Los Angeles folk-rocker Inara George was jolted by a revelation coinciding with her July 4 birthday this year. She hadn’t noticed it before, but time had really flown for the mother of three with filmmaker Jake Kasdan. “My first album with Lode came out when I was 21, and I’m 45 now,” she says. “When I really started to think about that, I was like, ‘Whaaaat?! How did that happen?’” But the speed with which she’s been tackling post-Lode projects — including Merrick, The Living Sisters, four solo albums and countless collaborations — has come in handy. She’s able to keep up with Greg Kurstin, her mercurial partner in artier duo The Bird and the Bee, whose own songwriting and production sidework revolved around clients such as Adele and Liam Gallagher. Somehow, the duo found time to make an eighth album together, the straight-faced, post-ironic “Interpreting the Masters, Volume 2: A Tribute to Van Halen.”
How did you even manage to get an appointment with Kurstin, the busiest man in show business?
Oh, I know. I know. He’s on fire. But we have a schedule that we adhere to that goes away when he gets incredibly busy. The Bird and the Bee usually meets every Friday morning between 9 a.m. and noon. But the schedule varies, and sometimes months will go by and we won’t get together at all. But I know that for Greg, the band is something that he still loves to do, a place where he can just be as creative as possible.
You’re the daughter of the late, great Lowell George. But you secretly grew up on a diet of Van Halen?
I joke about it now. But when I first heard Van Halen, I was totally terrified and totally turned on simultaneously. It was a weird feeling. And there was definitely a sense of danger there, because they were definitely pushing the envelope. It was theatrical, musical, it had all kinds of elements, their show. Plus, their musicianship was just insane. And Greg’s interaction with them as a kid had been more on the ‘Dude, this band is dangerous!’ side. So while we bounced ideas around on this followup to Volume 1 (2010’s Hall and Oates tribute), once we hit on Van Halen, we both went, “Oh, yeah! This makes perfect sense!”
Given your day-a-week process, how long did it take?
It started four long years ago. And we put it out through our own label because we believe that nobody will work your records harder than you. And I heard that David Lee Roth has actually heard it and likes it.

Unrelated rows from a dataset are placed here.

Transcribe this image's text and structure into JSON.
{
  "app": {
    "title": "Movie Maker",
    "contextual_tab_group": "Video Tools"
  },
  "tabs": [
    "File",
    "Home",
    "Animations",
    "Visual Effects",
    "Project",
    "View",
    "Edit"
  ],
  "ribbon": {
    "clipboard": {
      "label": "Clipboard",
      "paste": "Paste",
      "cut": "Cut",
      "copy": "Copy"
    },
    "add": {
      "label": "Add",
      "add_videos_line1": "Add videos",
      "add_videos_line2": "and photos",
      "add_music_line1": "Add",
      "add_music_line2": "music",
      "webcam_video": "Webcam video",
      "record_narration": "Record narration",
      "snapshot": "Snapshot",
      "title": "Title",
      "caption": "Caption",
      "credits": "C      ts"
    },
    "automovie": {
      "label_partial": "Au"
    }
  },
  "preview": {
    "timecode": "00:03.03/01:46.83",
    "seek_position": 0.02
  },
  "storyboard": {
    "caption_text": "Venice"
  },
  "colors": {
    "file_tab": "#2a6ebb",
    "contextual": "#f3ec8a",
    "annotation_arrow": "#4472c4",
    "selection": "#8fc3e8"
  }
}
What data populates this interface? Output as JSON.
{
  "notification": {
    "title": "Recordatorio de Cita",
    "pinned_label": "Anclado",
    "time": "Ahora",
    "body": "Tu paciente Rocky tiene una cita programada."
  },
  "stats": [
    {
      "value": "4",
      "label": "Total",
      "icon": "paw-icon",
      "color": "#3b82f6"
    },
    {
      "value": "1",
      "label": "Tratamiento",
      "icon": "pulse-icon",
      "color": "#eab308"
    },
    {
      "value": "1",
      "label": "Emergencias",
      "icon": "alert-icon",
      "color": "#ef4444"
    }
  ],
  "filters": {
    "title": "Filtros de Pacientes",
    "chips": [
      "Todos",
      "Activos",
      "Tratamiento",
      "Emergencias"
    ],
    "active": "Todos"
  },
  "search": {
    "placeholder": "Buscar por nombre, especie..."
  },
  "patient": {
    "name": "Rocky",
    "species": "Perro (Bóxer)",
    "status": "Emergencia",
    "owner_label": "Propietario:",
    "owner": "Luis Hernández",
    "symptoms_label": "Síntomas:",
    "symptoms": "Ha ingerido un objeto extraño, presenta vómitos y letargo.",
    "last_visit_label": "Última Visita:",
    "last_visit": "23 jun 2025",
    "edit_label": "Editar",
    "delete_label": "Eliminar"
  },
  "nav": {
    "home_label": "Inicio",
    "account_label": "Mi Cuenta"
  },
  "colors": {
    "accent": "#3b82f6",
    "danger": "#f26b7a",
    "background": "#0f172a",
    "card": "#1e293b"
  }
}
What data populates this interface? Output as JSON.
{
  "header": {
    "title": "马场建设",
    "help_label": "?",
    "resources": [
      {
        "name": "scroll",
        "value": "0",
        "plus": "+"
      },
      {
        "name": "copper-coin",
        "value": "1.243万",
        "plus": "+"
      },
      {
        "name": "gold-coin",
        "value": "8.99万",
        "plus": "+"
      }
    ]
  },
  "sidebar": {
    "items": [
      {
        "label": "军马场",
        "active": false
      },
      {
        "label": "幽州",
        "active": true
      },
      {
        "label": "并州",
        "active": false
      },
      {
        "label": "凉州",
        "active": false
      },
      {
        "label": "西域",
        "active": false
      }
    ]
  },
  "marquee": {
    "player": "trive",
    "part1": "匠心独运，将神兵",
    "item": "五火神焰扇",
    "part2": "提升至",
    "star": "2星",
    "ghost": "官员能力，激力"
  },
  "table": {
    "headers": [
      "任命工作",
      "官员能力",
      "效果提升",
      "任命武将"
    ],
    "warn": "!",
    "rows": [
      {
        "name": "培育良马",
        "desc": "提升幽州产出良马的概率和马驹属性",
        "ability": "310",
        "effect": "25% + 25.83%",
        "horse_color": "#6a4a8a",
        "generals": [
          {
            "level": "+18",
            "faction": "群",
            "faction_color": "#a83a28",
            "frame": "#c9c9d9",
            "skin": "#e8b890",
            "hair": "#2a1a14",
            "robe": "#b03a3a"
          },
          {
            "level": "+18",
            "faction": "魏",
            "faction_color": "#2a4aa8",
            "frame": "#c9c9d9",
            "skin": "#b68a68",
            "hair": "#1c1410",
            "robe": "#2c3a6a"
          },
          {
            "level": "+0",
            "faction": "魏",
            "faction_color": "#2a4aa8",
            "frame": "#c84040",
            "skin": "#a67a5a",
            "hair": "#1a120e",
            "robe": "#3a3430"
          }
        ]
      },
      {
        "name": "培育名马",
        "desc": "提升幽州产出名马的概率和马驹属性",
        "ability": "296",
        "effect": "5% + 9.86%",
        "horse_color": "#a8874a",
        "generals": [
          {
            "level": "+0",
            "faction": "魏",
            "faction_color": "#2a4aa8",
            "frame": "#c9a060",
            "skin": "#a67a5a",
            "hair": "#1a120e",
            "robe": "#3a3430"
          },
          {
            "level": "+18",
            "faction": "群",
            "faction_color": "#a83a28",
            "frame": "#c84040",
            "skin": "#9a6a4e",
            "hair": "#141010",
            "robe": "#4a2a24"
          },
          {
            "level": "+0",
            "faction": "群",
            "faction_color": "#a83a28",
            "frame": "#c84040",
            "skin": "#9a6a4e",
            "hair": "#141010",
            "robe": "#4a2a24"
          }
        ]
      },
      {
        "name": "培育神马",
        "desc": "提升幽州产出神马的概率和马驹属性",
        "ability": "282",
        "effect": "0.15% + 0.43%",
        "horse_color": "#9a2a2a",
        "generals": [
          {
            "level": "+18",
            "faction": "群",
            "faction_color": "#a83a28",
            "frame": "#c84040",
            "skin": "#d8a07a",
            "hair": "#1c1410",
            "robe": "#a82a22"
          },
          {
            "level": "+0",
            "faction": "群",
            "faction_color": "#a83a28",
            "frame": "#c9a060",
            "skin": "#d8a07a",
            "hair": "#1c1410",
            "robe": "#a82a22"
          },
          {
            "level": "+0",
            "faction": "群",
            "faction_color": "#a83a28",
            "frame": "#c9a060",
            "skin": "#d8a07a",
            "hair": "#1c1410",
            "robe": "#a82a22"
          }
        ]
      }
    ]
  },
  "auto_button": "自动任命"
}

IF YOU GO
The Bird and the Bee
Where: Rickshaw Stop, 155 Fell St., S.F.
When: 9 p.m. Friday
Tickets: $18 to $20
Contact: (415) 861-2011, www.eventbrite.com